Japan's Nikkei 225 fell by 3.89% to 22,590.86 with Daiwa House Industry the lone gainer as stocks dropped across all sectors, while the yen fell 0.02% against the US dollar to JPY112.29.

Leading the pack of fallers were Nippon Sheet Glass, Fanuc , Shiseido and JXTG Holdings, which all fell by more than 6.5%.

Major Japanese exporters Toyota, Nintendo and Sony were also caught out, each dropping by more than 2%.

Chihiro Ota of SMBC Nikko Securities, said: “There were particular concerns about a slowdown of the Chinese economy and moves to avoid risk were taken around the world. The next area that will be the focus of attention will be company financial reports that will come out in large numbers in the near future in Japan and the United States.”

China's Shanghai Composite index dived 5.22% to 2,583.46, its lowest level since 2014 and down 20% throughout the year, while the tech-heavy Shenzhen Composite fell even further, dropping 6.45% to 1,293.90.

The biggest losers were Anhui Wanwei Updated High-tech Material Industry, Heilongjiang Interchina Water Treatment and Chongqing Dima Industry, which all gave back around 10.1% as investors panicked.

Stephen Innes, head of trading for Asia Pacific at Oanda, said: “The US equity bloodbath is taking no prisoners in Asia as a sea of red greets investors at the open as equity deleveraging and liquidation intensifies. If the Feds are crazy, this market reaction is bordering on insanity, as so many negative cross-currents collide that is merely impossible to find a glint of optimism.”

The Hong Kong Hang Seng Index dropped too, falling 3.54% to 25,266.37 as the indexes tech stocks suffered particularly badly as Sunny Optical, AAC Technologies and index heavyweight Tencent each fell by more than 6%.
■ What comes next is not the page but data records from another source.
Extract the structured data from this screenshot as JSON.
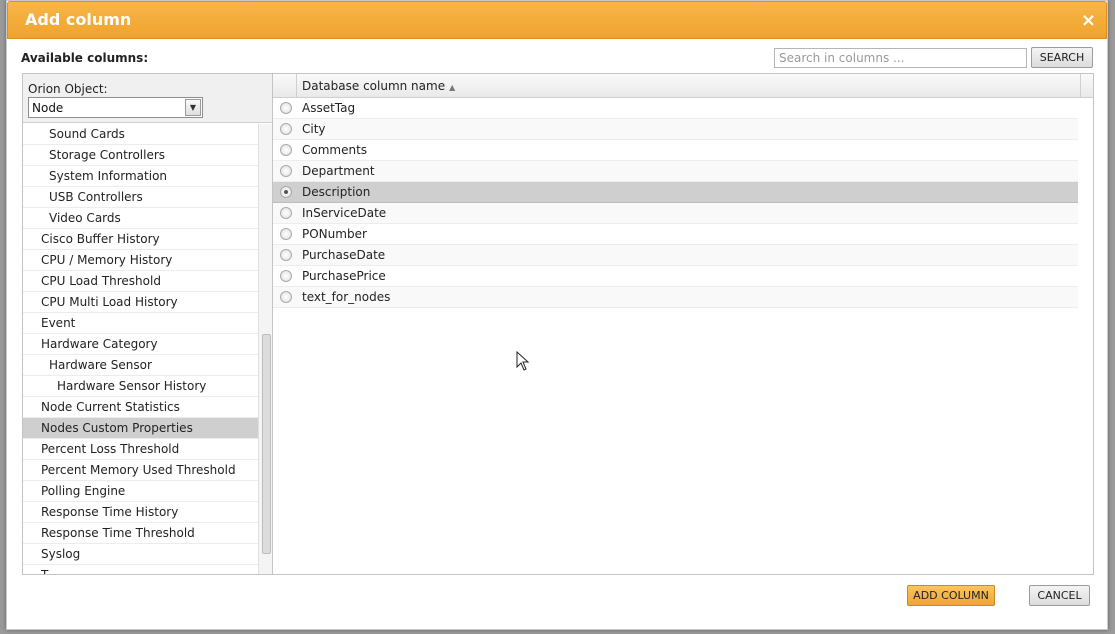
{
  "dialog": {
    "title": "Add column",
    "close_symbol": "×"
  },
  "available_label": "Available columns:",
  "search": {
    "placeholder": "Search in columns ...",
    "button_label": "SEARCH"
  },
  "object_selector": {
    "label": "Orion Object:",
    "value": "Node"
  },
  "tree_items": [
    {
      "label": "Sound Cards",
      "level": 1
    },
    {
      "label": "Storage Controllers",
      "level": 1
    },
    {
      "label": "System Information",
      "level": 1
    },
    {
      "label": "USB Controllers",
      "level": 1
    },
    {
      "label": "Video Cards",
      "level": 1
    },
    {
      "label": "Cisco Buffer History",
      "level": 0
    },
    {
      "label": "CPU / Memory History",
      "level": 0
    },
    {
      "label": "CPU Load Threshold",
      "level": 0
    },
    {
      "label": "CPU Multi Load History",
      "level": 0
    },
    {
      "label": "Event",
      "level": 0
    },
    {
      "label": "Hardware Category",
      "level": 0
    },
    {
      "label": "Hardware Sensor",
      "level": 1
    },
    {
      "label": "Hardware Sensor History",
      "level": 2
    },
    {
      "label": "Node Current Statistics",
      "level": 0
    },
    {
      "label": "Nodes Custom Properties",
      "level": 0,
      "selected": true
    },
    {
      "label": "Percent Loss Threshold",
      "level": 0
    },
    {
      "label": "Percent Memory Used Threshold",
      "level": 0
    },
    {
      "label": "Polling Engine",
      "level": 0
    },
    {
      "label": "Response Time History",
      "level": 0
    },
    {
      "label": "Response Time Threshold",
      "level": 0
    },
    {
      "label": "Syslog",
      "level": 0
    },
    {
      "label": "T...",
      "level": 0
    }
  ],
  "columns_table": {
    "header": "Database column name",
    "rows": [
      {
        "name": "AssetTag",
        "checked": false
      },
      {
        "name": "City",
        "checked": false
      },
      {
        "name": "Comments",
        "checked": false
      },
      {
        "name": "Department",
        "checked": false
      },
      {
        "name": "Description",
        "checked": true
      },
      {
        "name": "InServiceDate",
        "checked": false
      },
      {
        "name": "PONumber",
        "checked": false
      },
      {
        "name": "PurchaseDate",
        "checked": false
      },
      {
        "name": "PurchasePrice",
        "checked": false
      },
      {
        "name": "text_for_nodes",
        "checked": false
      }
    ]
  },
  "footer": {
    "add_label": "ADD COLUMN",
    "cancel_label": "CANCEL"
  },
  "icons": {
    "close": "close-icon",
    "dropdown": "chevron-down-icon",
    "sort": "sort-ascending-icon",
    "cursor": "mouse-pointer-icon"
  },
  "colors": {
    "title_bar": "#f0a32c",
    "selected_row": "#cfcfcf",
    "primary_button": "#eda636"
  }
}
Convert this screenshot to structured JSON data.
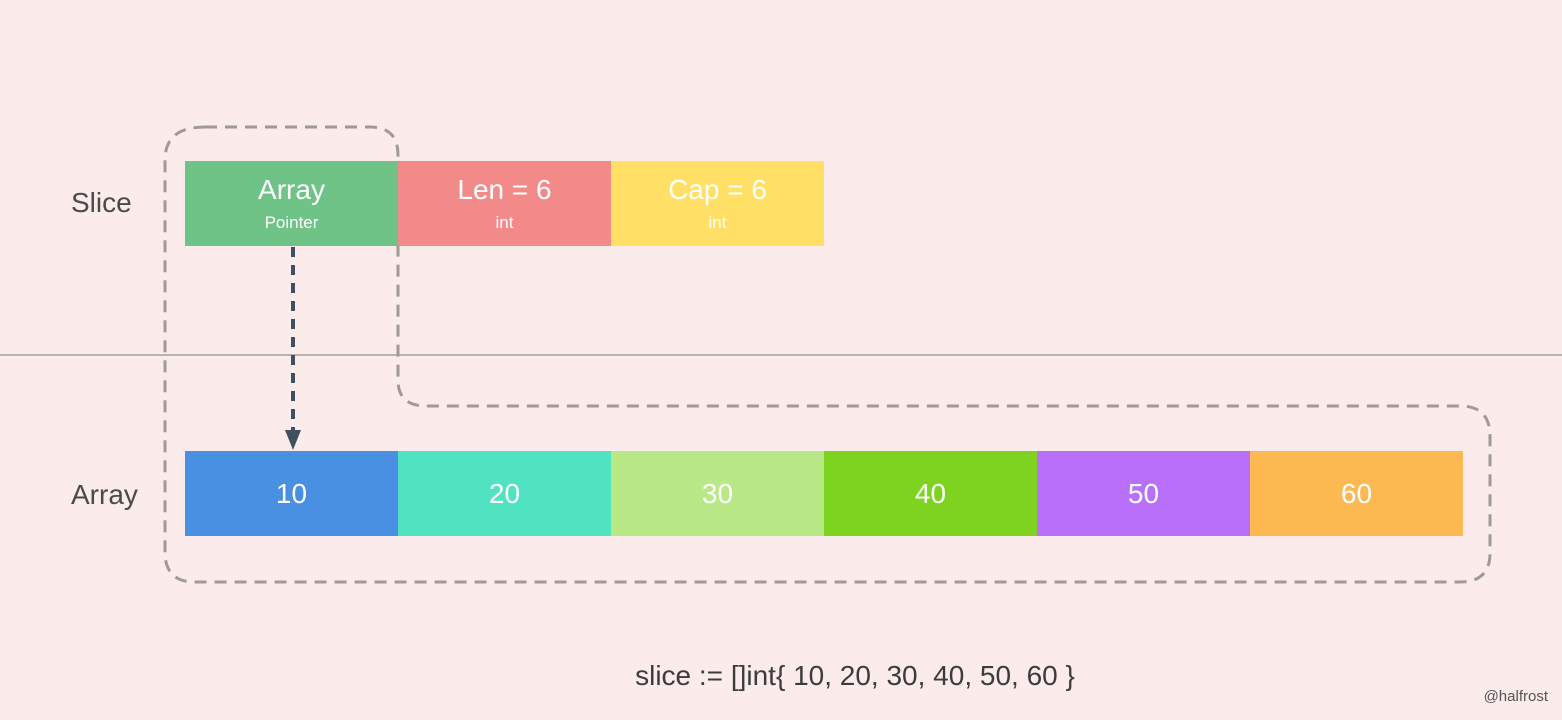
{
  "labels": {
    "slice": "Slice",
    "array": "Array"
  },
  "slice_header": [
    {
      "title": "Array",
      "type": "Pointer",
      "color": "#6fc387"
    },
    {
      "title": "Len = 6",
      "type": "int",
      "color": "#f18a88"
    },
    {
      "title": "Cap = 6",
      "type": "int",
      "color": "#ffdf65"
    }
  ],
  "array": [
    {
      "value": "10",
      "color": "#4a90e2"
    },
    {
      "value": "20",
      "color": "#50e3c2"
    },
    {
      "value": "30",
      "color": "#b8e986"
    },
    {
      "value": "40",
      "color": "#7ed321"
    },
    {
      "value": "50",
      "color": "#b870fb"
    },
    {
      "value": "60",
      "color": "#fcb851"
    }
  ],
  "code": "slice := []int{ 10, 20, 30, 40, 50, 60 }",
  "credit": "@halfrost",
  "colors": {
    "background": "#fbebeb",
    "divider": "#b8b4b2",
    "dashed_outline": "#9e9a99",
    "arrow": "#3f515e"
  }
}
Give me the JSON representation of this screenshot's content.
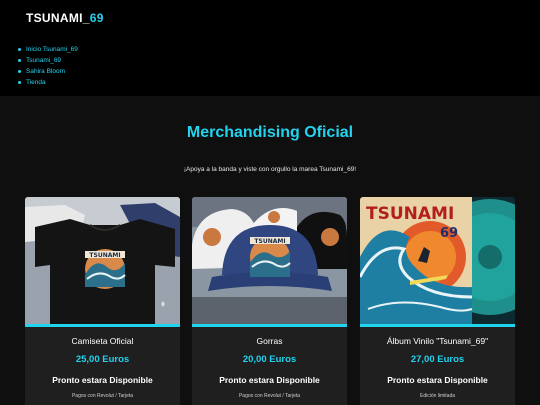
{
  "header": {
    "logo_main": "TSUNAMI_",
    "logo_accent": "69",
    "nav": [
      {
        "label": "Inicio Tsunami_69"
      },
      {
        "label": "Tsunami_69"
      },
      {
        "label": "Sahira Bloom"
      },
      {
        "label": "Tienda"
      }
    ]
  },
  "main": {
    "title": "Merchandising Oficial",
    "subtitle": "¡Apoya a la banda y viste con orgullo la marea Tsunami_69!"
  },
  "products": [
    {
      "name": "Camiseta Oficial",
      "price": "25,00 Euros",
      "status": "Pronto estara Disponible",
      "note": "Pagos con Revolut / Tarjeta"
    },
    {
      "name": "Gorras",
      "price": "20,00 Euros",
      "status": "Pronto estara Disponible",
      "note": "Pagos con Revolut / Tarjeta"
    },
    {
      "name": "Álbum Vinilo \"Tsunami_69\"",
      "price": "27,00 Euros",
      "status": "Pronto estara Disponible",
      "note": "Edición limitada",
      "artwork_text_main": "TSUNAMI",
      "artwork_text_num": "69"
    }
  ],
  "colors": {
    "accent": "#22d3ee",
    "header_bg": "#000000",
    "page_bg": "#0f0f0f",
    "card_bg": "#1f1f1f"
  },
  "icons": [
    "tshirt-photo",
    "cap-photo",
    "vinyl-album-photo"
  ]
}
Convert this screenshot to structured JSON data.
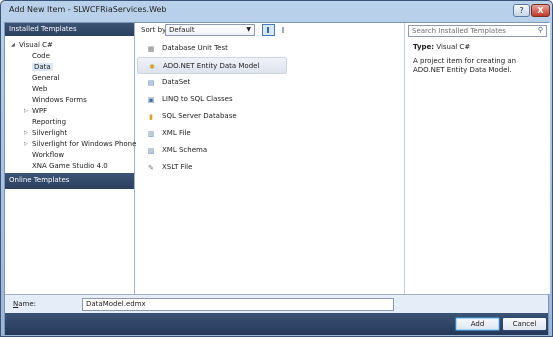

The latter company, a titan of gaming and social media in China, has also struggled recently as regulators have halted the release of new games as part of an apparent crackdown on internet addiction and content deemed inappropriate.

South Korea's Kospi was down 4.44% at 2,129.67 on the back of the US sell-off, with the index having already been struggling amid pessimism about the Korean economy and corporate performance on the peninsula.

After eight sessions of consecutive drops things came to a head on Thursday as foreign investors dumped 500bn won worth of Kospi index shares, up from 230bn on Wednesday.

Bellweather Samsung Electronics fell by around 4.8%, while other major players such as Hyundai, Posco and Celltrion all fell by more than 3%.

Brent Crude prices fell by 1.93% to $81.52 and WTI dropped by 1.87% to $71.83.

The Australian S&P/ASX 200 fell 2.74% to 5,883.76 in what was the most muted performance of major markets in the region.

The country's mining stocks were subjected to drops, with BHP Billiton and Rio Tinto both having fallen by more than 3% by the close of trade.

To round off the losses seen across the entire region, New Zealand's S&P/NZX 50 dipped by 3.64% to 8,721.20 as all but one of its listed stocks fell in what was the index's ninth consecutive decline.

A2 Milk led the market lower with a drop of 11%, having now dropped by 26% since a share sale by new chief executive Jayne Hrdlicka spooked investors, while A2's primary supplier Synlait Milk dropped by over 5%.

The Australian dollar was down 0.46% against the greenback at AU$1.41, while New Zealand's dollar dropped 0.55% to NZ$1.54.